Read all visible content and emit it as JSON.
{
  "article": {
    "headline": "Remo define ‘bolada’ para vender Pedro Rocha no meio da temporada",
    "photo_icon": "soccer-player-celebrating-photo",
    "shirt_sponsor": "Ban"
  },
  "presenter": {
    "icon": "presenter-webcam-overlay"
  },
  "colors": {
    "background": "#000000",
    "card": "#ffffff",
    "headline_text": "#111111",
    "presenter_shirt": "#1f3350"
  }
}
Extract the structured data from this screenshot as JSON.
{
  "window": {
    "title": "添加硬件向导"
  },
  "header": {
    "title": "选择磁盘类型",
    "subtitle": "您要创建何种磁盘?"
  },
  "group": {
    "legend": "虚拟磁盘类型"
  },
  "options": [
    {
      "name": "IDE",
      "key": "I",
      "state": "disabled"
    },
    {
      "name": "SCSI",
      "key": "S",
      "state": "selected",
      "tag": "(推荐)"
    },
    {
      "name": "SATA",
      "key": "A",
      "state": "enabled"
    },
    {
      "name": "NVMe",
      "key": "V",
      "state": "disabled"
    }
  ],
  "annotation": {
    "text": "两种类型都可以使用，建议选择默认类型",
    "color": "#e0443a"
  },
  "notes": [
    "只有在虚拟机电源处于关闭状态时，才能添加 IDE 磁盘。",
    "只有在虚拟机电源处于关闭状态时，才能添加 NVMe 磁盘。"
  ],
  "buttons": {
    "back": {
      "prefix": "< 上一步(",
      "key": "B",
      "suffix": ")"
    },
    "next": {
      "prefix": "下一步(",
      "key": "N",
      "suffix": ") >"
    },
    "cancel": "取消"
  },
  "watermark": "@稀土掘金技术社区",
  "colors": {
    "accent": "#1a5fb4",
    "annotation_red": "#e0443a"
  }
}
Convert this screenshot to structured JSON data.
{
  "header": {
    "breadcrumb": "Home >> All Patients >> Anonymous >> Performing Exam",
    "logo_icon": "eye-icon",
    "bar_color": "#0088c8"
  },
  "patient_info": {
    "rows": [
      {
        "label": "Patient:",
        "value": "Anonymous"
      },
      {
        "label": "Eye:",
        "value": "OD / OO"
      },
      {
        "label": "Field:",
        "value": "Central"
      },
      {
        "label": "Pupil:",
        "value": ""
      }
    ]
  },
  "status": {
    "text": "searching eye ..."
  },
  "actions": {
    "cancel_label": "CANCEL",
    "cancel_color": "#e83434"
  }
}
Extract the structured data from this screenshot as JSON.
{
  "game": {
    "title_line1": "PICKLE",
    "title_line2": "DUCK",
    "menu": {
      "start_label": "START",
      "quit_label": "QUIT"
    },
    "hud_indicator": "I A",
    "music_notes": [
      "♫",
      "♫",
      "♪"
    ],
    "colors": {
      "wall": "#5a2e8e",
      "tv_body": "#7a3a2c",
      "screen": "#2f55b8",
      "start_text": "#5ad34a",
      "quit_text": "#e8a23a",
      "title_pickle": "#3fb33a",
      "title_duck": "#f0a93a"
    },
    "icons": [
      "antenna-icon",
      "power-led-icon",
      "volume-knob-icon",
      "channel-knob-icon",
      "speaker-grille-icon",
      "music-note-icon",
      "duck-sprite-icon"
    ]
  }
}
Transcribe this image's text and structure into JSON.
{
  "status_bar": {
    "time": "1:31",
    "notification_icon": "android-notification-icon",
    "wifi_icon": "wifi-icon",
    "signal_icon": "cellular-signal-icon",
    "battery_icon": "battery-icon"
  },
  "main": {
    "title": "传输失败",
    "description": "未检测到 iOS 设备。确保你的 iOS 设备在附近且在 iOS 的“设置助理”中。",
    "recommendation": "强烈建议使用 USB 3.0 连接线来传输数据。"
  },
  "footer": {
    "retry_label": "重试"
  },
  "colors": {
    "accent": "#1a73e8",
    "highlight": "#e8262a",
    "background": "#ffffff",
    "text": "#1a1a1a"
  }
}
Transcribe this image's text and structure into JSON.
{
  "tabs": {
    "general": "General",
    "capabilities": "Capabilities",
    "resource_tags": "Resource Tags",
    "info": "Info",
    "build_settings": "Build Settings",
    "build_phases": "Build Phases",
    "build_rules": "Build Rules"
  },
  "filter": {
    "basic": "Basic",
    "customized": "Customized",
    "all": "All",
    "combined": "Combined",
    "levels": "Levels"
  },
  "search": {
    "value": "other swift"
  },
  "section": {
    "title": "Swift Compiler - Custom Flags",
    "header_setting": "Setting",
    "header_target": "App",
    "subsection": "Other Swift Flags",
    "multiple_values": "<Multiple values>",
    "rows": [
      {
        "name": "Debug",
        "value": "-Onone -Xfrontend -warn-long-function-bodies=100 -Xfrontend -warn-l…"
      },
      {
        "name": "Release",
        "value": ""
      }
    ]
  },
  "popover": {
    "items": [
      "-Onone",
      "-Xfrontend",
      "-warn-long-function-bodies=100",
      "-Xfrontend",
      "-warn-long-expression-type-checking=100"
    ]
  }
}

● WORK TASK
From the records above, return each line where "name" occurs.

● RESPONSE BELOW
      "name": "IDE",
      "name": "SCSI",
      "name": "SATA",
      "name": "NVMe",
        "name": "Debug",
        "name": "Release",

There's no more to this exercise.